How to deal with your heart-break in the office
She suggested heart-sick people go to their bosses and say, “I just want to give you a heads up that I'm going to be a bit sensitive. I'm working really hard to be focused on being here. But the reality is I'm heart-broken. And I just need you to know that, so if I'm unusually quiet or emotional, you'll get what's going on."
If your boss doesn’t understand that, it’s time for you to seriously think about the sort of people you’re working for, and with, she added.
“Because if you can't understand that someone is heart-broken right now, and they're working really hard to get it together, then you lack empathy, you lack compassion, and you’re in that psychopathic space.”
Beyond this conversation, the best way to deal with a romantic break down at work is the same way you deal with it out of work.
What else can you do to get over a breakup?
“You might find yourself with too much free time on your hands, especially on weekends. Plan ahead and do things that you usually enjoy,” mental health support service Headspace suggests.
The same goes for when you’re at work. If you can focus on small, achievable tasks, it may help remind you of the other great parts of your life.

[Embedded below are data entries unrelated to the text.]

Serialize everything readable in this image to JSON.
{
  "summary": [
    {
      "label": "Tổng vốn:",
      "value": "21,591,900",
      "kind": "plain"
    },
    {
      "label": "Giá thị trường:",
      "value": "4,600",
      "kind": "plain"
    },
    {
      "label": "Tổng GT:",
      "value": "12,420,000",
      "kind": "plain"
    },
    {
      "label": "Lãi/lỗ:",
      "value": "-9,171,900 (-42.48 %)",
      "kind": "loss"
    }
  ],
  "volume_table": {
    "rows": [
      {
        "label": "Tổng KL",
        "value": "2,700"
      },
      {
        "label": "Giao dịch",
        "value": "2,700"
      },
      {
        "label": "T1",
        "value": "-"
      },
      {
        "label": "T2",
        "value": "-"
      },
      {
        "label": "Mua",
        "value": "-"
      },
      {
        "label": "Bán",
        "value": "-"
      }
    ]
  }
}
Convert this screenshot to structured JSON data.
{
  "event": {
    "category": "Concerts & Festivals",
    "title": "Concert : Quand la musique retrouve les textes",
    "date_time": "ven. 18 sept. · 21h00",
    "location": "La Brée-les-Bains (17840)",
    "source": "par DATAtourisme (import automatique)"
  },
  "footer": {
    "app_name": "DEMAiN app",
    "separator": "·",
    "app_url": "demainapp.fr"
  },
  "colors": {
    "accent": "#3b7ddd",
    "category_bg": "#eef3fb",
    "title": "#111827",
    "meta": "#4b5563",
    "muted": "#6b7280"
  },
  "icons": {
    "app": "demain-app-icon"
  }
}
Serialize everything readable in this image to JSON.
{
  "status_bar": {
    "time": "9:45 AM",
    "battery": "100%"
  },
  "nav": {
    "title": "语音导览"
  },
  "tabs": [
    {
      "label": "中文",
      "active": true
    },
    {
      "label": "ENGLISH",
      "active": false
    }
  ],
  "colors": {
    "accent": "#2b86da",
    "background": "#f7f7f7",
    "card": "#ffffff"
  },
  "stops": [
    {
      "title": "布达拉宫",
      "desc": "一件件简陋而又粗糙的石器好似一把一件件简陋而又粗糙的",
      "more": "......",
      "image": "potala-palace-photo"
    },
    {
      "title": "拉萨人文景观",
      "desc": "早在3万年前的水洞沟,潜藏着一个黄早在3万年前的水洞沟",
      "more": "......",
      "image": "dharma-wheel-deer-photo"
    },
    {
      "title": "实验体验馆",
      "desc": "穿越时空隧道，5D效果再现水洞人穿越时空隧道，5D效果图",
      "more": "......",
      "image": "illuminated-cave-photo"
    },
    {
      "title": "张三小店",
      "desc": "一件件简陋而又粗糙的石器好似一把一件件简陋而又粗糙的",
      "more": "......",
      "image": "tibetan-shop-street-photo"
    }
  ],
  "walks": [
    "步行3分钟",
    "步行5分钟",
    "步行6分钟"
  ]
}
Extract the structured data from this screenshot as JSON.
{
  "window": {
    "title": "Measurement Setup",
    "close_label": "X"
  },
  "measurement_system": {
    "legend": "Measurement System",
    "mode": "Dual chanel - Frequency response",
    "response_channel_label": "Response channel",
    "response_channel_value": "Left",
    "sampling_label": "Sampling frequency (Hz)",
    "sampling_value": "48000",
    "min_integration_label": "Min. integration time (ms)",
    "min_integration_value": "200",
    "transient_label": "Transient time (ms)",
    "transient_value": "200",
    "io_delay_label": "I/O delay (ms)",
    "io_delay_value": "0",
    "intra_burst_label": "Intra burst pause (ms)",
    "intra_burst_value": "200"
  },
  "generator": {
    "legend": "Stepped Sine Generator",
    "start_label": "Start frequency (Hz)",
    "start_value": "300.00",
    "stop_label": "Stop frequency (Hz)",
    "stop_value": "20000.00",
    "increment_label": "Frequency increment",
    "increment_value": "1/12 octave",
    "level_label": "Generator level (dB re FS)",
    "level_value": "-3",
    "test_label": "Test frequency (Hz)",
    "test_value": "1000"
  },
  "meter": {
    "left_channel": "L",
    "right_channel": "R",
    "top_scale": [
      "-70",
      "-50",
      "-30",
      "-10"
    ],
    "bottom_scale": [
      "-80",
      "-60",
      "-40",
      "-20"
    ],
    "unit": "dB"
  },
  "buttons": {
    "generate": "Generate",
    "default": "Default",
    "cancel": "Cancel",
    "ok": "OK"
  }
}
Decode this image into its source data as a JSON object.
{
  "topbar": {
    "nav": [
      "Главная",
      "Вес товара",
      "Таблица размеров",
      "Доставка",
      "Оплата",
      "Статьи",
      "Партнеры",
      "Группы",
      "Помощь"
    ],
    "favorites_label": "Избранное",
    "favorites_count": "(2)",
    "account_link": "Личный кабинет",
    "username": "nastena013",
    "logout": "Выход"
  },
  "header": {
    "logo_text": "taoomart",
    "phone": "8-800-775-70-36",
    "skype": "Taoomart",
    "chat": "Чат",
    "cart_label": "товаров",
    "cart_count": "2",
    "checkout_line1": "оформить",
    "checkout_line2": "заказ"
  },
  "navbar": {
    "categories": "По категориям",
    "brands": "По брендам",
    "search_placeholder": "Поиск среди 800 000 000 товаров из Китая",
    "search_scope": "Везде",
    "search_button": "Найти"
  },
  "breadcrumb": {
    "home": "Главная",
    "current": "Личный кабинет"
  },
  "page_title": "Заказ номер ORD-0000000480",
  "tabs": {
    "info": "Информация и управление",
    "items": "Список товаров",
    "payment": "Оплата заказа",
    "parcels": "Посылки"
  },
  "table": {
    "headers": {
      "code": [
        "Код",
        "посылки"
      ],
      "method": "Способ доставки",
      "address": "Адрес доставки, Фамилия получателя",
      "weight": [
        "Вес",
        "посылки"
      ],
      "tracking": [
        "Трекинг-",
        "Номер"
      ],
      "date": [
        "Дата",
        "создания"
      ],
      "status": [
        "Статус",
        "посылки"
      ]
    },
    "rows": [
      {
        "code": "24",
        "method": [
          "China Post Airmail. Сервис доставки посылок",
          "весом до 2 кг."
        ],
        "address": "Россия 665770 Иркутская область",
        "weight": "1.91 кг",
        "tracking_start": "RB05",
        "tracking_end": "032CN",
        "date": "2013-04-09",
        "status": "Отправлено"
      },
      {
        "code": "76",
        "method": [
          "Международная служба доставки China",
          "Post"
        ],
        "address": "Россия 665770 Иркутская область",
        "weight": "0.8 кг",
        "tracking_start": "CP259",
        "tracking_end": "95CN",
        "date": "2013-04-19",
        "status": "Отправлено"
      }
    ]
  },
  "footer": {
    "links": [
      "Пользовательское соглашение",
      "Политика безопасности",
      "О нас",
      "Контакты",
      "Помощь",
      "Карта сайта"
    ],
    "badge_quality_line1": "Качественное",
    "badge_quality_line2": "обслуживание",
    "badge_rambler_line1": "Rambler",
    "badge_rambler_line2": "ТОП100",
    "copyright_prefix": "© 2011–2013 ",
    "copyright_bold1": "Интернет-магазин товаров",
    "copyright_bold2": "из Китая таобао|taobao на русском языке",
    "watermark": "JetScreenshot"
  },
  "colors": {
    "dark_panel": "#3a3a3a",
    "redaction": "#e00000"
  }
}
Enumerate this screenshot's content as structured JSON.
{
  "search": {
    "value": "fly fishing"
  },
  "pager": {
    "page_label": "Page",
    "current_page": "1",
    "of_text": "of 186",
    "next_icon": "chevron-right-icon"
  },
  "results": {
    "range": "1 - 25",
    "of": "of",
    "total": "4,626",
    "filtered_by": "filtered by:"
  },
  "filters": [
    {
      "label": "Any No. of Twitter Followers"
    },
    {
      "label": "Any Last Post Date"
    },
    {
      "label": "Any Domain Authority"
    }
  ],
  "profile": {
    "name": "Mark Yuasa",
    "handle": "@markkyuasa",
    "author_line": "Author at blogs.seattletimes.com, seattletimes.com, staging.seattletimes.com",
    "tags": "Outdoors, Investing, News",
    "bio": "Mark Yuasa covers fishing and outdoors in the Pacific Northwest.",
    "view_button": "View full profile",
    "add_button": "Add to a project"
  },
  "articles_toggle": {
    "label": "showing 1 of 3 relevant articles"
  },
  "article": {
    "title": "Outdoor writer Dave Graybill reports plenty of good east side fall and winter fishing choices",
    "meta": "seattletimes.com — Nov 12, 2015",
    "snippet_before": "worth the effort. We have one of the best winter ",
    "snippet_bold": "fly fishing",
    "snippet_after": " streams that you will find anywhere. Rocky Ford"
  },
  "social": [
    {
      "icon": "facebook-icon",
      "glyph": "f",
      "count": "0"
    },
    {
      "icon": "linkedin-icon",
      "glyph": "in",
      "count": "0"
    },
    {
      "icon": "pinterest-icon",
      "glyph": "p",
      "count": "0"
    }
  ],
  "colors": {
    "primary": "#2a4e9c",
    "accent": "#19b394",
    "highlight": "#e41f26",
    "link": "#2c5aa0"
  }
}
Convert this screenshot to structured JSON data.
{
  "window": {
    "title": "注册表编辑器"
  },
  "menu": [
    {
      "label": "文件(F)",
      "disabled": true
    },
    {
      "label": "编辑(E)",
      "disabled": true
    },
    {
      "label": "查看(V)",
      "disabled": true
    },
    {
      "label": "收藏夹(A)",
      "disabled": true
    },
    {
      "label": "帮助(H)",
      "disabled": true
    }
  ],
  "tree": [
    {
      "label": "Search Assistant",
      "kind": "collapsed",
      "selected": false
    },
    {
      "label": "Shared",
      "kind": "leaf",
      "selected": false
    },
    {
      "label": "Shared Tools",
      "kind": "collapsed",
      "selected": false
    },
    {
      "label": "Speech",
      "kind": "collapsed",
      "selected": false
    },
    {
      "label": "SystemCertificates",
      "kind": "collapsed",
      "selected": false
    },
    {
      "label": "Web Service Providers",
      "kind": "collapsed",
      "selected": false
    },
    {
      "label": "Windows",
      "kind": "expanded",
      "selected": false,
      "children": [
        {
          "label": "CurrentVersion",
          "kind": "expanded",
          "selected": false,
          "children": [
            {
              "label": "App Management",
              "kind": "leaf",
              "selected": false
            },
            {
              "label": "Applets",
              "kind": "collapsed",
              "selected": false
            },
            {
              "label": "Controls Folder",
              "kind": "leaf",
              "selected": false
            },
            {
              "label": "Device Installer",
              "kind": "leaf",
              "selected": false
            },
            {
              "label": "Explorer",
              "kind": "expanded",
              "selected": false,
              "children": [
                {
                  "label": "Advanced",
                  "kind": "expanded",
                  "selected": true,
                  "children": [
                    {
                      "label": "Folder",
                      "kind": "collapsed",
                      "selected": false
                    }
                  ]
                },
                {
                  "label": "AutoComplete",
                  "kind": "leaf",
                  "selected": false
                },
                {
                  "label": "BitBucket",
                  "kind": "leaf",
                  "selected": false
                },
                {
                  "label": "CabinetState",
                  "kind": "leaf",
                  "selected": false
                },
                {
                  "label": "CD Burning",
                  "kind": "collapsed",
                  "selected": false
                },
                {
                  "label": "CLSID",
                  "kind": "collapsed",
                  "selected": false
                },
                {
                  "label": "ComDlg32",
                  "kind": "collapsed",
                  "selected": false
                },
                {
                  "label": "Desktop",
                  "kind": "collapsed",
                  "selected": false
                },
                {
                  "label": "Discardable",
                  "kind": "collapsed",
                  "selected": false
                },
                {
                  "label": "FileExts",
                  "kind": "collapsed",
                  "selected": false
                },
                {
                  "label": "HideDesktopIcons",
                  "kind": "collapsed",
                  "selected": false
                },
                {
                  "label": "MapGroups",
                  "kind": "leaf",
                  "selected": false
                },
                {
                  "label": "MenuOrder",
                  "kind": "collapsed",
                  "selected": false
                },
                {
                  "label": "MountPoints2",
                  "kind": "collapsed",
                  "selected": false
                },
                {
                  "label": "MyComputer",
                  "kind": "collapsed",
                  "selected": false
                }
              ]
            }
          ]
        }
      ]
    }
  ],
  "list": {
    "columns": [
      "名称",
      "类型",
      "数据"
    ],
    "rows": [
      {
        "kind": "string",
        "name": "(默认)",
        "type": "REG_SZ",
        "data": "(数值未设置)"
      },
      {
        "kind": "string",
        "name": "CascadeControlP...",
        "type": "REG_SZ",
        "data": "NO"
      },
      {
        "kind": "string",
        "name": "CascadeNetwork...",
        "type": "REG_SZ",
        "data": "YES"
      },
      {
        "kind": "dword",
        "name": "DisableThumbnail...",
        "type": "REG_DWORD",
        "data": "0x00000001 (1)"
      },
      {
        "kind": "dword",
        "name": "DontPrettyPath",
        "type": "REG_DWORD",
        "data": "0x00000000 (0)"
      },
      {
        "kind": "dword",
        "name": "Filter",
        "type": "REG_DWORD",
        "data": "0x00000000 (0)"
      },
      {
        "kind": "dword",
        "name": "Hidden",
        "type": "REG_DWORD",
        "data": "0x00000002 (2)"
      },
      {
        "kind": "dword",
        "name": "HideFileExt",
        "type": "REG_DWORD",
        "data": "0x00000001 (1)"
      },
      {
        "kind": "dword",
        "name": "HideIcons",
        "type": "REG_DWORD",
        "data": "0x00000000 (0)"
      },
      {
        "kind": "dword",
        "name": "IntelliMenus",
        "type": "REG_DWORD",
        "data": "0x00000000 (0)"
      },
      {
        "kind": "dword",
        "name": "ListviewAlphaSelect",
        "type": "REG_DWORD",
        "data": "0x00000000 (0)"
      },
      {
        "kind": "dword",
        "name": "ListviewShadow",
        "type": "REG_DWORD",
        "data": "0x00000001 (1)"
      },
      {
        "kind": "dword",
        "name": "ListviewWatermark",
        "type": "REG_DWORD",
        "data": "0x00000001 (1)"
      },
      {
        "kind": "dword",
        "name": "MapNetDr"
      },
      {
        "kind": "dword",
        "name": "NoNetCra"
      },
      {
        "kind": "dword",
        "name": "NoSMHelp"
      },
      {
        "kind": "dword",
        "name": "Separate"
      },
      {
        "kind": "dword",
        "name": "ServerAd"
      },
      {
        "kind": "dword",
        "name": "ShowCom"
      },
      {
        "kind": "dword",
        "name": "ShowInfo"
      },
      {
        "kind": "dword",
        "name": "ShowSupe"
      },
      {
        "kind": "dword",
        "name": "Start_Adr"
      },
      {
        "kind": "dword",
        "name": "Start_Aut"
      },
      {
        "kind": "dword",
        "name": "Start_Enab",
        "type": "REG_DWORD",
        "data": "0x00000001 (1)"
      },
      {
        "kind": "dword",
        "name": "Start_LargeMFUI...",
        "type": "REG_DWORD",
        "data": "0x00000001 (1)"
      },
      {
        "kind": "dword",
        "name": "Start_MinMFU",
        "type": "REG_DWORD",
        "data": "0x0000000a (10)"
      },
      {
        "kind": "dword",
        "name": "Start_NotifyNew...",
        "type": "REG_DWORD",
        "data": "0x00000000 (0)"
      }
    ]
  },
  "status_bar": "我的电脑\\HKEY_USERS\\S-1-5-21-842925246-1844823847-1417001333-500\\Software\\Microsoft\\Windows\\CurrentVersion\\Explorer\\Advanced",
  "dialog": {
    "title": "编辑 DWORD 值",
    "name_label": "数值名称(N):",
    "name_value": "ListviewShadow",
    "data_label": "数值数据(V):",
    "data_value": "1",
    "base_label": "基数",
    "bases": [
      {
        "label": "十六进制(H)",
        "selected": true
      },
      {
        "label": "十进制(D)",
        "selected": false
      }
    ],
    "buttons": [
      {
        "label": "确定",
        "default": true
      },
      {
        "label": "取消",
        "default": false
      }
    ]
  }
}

But not too busy - it’s good to reflect
According to a study in Social Psychology and Personality Science, reflecting on your heart-break can help you mend.
The researchers studied 210 recently heart-broken people, half of whom were told to come into the lab regularly to talk about their breakup for nine weeks. This group fared much better than the second group who only had to fill out two surveys, one at the beginning and at the end.
Give yourself time
As the Australian National University says, it’s important to also give yourself time. There’ll probably be a good stretch of time where you’ll feel down.
“There are no short cuts when the relationship has mattered to you.”
Look after yourself
As with any mental health challenge, it’s critical that you make sure you’re eating well, sleeping well and exercising. As Gately said, these are the small - and often difficult - steps that can help your mind stay healthy during times of trouble.
This story was updated on 20 September 2019.
The Yahoo Finance’s All Markets Summit will discuss the future of work and take place on the 26th September 2019 at the Shangri-La Hotel, Sydney. Check out the full line-up of speakers and agenda here.